On the plus side, I’ve never taken a rookie in the face, and I do get an awfully good view. Of boarded up shop-fronts, admittedly.
This year, I hoped it would be different. We mustered promptly outside the Kings Head, and to the sound of the band and the lights of cars coming straight at us, we followed the Southover procession up Priory Street.
‘Going at quite a clip, aren’t they?’ puffed Grangey, as we broke into a run to try and keep up. It was like the London Marathon. When Thing One objected to being yanked along between us, her feet off the ground, we slowed down and watched the parade disappear round the corner.
On the way into town we got distracted by the guy selling light-up toys – at least this year we got the laser home before it broke, so it was well worth FOUR QUID - and could find no sign of Southover when we reached the Cliffe. Then we heard, far away, a series of splashes indicating they’d thrown the crosses in the Ouse without us. We looked unsuccessfully for another Society to chase, then milled aimlessly about, following groups of people at random. In this manner we were swept against our will, first into the Volunteer, then into a group of Japanese teenagers chucking rookies, and finally into someone’s house when they popped home to get another sweater.
Then a woman said confidently, ‘Down the Cliffe now’, and we turned to see a DFL-FB family, in matching Barbours. We followed closely. ‘Jonty reckoned this would be the best place’, she said, stationing her group outside Spectrum Opticians. ‘Five minutes till the next procession’.
She handed out sparklers, snacks and drinks to her brood. When the littlest child asked for the toilet, he was told, ‘Pop across the road to number 10, Gilly said it would be fine.’ Thing One watched in awe, clearly planning to swap mothers immediately.
Exactly as the woman had predicted, the parade went past. We got to see everything, for the first time ever. In the ensuing silence, we turned to our guru to see what we were going to do next.
‘Hot chocolate at number 17’, she said, consulting her list, ‘before relocating for the next procession.’
Off they went, to their lovely pit-stop, and then it was just us, standing in the cold.

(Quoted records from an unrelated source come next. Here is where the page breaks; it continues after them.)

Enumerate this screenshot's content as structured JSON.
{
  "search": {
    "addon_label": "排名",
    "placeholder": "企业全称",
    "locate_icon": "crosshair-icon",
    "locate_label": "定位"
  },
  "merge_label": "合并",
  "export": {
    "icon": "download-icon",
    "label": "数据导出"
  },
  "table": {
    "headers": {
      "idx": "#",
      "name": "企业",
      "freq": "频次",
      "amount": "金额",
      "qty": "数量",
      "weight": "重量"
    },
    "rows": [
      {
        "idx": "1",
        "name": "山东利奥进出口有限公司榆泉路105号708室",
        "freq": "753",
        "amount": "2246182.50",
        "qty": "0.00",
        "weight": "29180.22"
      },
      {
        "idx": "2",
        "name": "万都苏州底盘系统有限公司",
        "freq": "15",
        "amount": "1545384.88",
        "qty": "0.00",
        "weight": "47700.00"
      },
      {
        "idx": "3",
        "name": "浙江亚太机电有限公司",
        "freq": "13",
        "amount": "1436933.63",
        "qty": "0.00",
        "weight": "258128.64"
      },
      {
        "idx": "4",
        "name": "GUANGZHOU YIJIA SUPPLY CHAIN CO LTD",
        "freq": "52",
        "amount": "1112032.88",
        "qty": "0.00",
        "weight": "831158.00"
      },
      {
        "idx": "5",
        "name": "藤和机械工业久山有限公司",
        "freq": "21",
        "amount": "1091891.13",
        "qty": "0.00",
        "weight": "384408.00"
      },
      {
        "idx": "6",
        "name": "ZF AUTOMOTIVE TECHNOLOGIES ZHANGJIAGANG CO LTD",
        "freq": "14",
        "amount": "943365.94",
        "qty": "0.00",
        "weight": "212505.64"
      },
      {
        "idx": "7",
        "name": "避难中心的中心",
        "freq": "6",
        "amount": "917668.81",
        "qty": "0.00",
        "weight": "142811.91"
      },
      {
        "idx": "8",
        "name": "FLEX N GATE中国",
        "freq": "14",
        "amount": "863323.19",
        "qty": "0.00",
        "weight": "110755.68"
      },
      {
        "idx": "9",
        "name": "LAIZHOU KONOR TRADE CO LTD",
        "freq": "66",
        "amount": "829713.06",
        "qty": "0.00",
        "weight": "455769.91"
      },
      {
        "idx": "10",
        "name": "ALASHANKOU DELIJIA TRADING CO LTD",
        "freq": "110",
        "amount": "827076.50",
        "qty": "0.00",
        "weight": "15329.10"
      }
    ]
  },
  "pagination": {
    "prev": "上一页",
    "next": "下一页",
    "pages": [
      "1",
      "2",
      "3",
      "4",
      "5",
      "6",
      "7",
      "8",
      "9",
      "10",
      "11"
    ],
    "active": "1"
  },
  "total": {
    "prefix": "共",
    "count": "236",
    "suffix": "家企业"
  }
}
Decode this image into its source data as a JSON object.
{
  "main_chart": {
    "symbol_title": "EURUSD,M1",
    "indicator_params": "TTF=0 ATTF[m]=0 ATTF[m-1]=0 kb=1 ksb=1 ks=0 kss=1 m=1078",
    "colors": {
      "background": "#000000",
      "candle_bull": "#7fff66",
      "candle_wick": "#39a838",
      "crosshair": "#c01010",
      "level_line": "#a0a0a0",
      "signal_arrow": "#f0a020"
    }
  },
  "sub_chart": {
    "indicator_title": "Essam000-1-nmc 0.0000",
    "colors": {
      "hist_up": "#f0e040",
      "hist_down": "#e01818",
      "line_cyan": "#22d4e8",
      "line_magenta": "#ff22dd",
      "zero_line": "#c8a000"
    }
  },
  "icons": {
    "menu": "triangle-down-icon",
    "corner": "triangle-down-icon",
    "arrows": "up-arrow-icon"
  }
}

‘Might as well go home’, said Grangey, ‘We’ll never find the damn thing by ourselves.’
Beth Miller, 10th November 2009. Published in VivaLewes.com. Photo by Carly Moorman